▶ _Problem requirements_: Search the records below for "icon" and copy every line it turns up in.

Web page and app entries
———

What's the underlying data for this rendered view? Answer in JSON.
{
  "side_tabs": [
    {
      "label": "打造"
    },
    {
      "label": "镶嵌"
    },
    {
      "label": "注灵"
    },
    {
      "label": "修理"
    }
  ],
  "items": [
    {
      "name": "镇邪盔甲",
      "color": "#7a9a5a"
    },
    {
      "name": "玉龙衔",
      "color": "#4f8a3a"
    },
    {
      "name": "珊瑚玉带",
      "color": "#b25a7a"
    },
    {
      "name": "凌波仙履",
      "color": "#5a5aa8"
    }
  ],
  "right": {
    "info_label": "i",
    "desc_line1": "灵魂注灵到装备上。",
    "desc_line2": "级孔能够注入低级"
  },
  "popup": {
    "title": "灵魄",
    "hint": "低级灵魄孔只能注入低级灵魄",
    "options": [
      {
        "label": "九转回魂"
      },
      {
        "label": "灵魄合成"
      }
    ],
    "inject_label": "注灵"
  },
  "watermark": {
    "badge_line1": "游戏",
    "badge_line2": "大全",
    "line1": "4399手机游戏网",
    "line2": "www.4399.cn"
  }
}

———

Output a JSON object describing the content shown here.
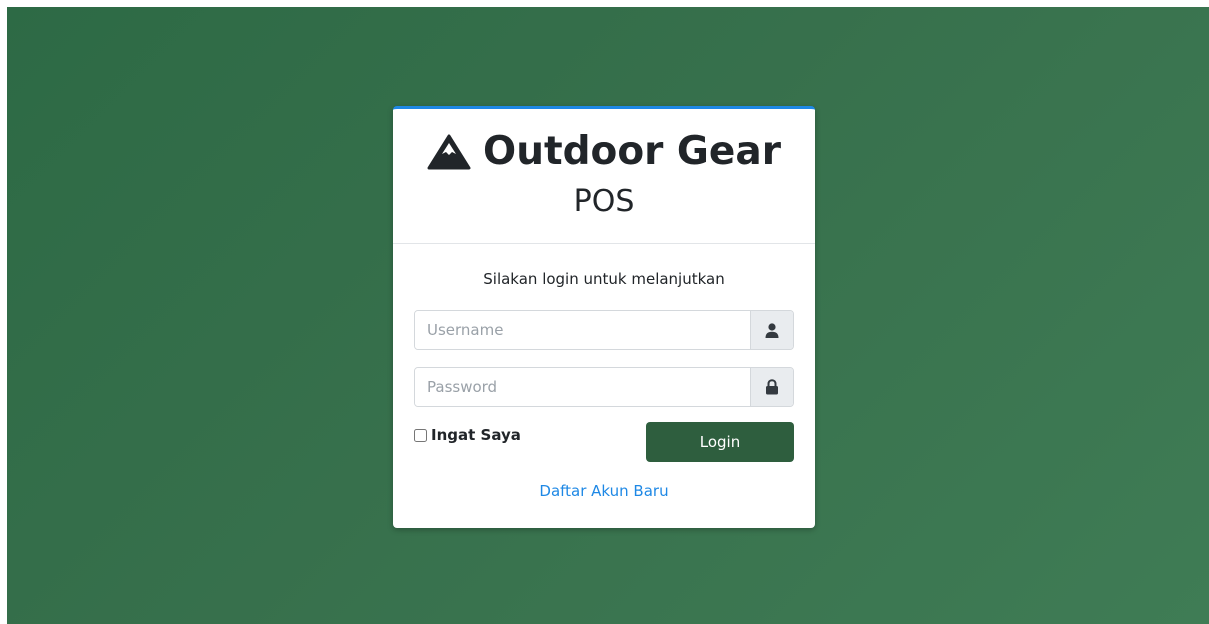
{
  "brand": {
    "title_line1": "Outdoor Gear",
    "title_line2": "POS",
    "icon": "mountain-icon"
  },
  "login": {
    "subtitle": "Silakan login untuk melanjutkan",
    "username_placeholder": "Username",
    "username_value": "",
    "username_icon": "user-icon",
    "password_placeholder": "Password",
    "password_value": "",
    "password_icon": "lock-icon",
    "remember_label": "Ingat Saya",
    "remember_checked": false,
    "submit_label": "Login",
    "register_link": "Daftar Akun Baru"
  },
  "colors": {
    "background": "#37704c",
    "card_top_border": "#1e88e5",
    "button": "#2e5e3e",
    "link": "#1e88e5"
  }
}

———

▶ _Reply_:
    "icon": "mountain-icon"
    "username_icon": "user-icon",
    "password_icon": "lock-icon",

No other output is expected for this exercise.